Task directions: Pull each line containing "nSynth" out of the data and copy it.

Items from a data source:
☆ ☆ ☆
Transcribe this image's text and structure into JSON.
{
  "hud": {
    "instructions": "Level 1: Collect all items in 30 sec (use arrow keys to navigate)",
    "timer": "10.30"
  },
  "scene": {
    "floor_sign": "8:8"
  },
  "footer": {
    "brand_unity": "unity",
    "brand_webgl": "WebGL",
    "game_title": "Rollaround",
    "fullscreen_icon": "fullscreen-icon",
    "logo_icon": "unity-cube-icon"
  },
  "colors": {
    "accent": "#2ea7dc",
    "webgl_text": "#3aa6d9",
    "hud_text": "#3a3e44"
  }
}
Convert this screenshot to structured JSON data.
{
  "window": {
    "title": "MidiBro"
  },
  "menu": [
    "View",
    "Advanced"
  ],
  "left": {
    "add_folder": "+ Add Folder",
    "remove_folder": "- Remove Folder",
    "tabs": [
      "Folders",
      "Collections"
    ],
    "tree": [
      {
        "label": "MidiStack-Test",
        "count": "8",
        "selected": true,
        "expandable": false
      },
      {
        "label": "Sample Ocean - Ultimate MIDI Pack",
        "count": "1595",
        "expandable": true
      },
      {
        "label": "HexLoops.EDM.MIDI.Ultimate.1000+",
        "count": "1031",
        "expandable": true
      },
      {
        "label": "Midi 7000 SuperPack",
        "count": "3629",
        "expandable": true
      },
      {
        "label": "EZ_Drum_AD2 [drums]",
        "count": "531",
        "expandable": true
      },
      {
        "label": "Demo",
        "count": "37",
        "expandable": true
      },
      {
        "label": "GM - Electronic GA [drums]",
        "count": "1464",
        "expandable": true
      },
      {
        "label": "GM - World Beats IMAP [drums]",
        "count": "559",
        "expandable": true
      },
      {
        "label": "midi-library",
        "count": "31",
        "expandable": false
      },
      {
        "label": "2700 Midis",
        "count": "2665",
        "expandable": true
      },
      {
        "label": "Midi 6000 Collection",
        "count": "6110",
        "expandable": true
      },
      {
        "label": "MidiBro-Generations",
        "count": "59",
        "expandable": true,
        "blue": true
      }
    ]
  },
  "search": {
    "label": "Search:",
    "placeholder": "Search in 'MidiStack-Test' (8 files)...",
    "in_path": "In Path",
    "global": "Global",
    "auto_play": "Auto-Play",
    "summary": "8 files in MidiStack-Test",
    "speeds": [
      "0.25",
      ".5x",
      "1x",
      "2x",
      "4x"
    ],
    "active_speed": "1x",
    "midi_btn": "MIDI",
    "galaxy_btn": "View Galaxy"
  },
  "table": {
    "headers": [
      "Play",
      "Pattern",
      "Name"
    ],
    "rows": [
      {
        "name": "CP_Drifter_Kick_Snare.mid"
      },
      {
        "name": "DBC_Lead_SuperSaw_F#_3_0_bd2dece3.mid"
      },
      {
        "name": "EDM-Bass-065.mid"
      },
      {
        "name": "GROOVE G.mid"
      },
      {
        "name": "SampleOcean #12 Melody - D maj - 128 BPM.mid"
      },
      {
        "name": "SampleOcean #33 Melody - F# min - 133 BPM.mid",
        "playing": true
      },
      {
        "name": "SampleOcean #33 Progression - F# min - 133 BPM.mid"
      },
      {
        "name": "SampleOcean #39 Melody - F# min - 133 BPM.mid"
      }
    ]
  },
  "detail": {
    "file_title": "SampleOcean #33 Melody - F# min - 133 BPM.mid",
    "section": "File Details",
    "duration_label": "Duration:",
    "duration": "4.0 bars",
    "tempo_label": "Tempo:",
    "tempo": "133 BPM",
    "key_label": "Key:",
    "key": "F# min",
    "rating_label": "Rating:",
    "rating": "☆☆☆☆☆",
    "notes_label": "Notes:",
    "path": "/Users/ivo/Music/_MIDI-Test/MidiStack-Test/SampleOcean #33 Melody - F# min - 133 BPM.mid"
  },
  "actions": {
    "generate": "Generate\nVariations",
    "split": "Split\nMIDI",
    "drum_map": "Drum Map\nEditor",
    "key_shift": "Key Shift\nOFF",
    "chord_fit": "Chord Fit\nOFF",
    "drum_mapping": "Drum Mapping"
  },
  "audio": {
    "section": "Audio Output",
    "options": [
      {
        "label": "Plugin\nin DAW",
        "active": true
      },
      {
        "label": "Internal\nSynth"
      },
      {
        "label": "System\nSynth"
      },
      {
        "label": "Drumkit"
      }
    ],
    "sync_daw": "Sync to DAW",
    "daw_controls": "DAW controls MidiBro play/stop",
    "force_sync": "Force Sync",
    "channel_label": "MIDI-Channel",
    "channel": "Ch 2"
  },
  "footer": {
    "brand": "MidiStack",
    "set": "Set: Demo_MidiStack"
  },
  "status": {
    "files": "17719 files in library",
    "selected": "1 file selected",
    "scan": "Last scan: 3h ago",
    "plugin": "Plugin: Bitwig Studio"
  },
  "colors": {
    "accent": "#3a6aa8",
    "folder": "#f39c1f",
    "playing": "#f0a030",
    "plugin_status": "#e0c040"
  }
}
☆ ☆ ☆
Answer area:
        "label": "Internal\nSynth"
        "label": "System\nSynth"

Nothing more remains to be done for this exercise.